* **Task to complete**
Check the entries below for lines with "screenshot"; report only how many there are.

* **Excerpts from an interface dataset**
+===+

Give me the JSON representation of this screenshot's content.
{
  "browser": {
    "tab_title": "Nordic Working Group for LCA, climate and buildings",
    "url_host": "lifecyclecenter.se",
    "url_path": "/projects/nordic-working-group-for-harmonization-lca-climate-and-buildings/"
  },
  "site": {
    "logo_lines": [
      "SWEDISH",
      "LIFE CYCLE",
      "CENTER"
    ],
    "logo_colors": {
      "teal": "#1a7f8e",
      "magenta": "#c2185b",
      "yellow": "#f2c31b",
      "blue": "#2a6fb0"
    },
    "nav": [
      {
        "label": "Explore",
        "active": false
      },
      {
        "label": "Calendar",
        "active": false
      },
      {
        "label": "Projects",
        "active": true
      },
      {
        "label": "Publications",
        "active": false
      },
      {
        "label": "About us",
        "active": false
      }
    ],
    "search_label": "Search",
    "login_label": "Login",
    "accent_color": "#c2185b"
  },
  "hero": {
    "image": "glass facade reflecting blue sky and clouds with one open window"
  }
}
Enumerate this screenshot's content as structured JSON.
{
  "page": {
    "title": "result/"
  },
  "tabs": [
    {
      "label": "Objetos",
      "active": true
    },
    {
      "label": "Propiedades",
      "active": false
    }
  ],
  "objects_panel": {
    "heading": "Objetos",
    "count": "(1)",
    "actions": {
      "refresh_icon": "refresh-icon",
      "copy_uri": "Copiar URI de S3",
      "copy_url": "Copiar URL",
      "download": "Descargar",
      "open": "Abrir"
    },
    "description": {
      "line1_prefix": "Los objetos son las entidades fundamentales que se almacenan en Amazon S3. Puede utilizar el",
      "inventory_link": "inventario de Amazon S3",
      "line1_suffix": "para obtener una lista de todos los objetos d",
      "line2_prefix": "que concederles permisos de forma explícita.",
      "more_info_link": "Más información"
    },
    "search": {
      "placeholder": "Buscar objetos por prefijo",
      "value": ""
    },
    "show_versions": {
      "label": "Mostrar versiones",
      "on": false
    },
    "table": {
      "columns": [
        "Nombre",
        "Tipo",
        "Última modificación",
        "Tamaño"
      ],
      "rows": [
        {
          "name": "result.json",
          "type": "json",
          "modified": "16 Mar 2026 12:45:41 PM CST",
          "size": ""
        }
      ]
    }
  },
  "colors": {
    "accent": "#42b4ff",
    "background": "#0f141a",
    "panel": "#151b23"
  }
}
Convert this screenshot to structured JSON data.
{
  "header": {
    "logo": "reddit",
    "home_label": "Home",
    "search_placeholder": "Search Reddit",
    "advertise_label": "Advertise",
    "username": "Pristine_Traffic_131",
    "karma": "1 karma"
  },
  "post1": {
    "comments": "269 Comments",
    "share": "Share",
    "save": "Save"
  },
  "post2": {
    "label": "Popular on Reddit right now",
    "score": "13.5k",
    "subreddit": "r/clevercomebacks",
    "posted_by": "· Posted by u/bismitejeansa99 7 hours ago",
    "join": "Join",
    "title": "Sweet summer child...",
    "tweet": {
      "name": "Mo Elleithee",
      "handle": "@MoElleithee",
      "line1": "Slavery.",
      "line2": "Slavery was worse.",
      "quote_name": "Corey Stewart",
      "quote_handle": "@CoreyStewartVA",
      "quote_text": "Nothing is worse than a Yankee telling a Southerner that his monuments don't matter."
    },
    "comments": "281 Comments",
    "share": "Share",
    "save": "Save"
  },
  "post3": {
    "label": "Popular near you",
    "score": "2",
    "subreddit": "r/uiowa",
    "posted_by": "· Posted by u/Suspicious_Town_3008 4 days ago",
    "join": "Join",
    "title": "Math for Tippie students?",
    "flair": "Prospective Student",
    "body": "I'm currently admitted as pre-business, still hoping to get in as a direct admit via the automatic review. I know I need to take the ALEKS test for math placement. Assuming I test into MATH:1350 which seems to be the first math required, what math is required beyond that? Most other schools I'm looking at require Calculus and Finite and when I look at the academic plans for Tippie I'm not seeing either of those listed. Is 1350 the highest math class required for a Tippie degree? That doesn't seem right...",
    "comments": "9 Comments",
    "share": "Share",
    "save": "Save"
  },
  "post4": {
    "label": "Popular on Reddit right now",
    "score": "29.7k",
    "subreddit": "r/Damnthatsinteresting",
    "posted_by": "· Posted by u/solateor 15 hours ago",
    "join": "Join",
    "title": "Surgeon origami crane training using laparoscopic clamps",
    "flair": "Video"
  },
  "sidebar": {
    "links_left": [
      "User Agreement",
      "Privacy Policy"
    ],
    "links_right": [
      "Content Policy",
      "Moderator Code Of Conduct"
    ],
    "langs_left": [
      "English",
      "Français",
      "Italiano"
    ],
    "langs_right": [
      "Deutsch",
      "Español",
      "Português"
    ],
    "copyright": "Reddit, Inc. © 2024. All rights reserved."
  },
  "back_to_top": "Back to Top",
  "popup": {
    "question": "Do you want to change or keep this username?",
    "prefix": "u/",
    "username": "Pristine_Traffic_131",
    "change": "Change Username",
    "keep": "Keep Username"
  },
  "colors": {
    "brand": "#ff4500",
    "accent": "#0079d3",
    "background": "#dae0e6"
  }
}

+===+

* **Your response**
3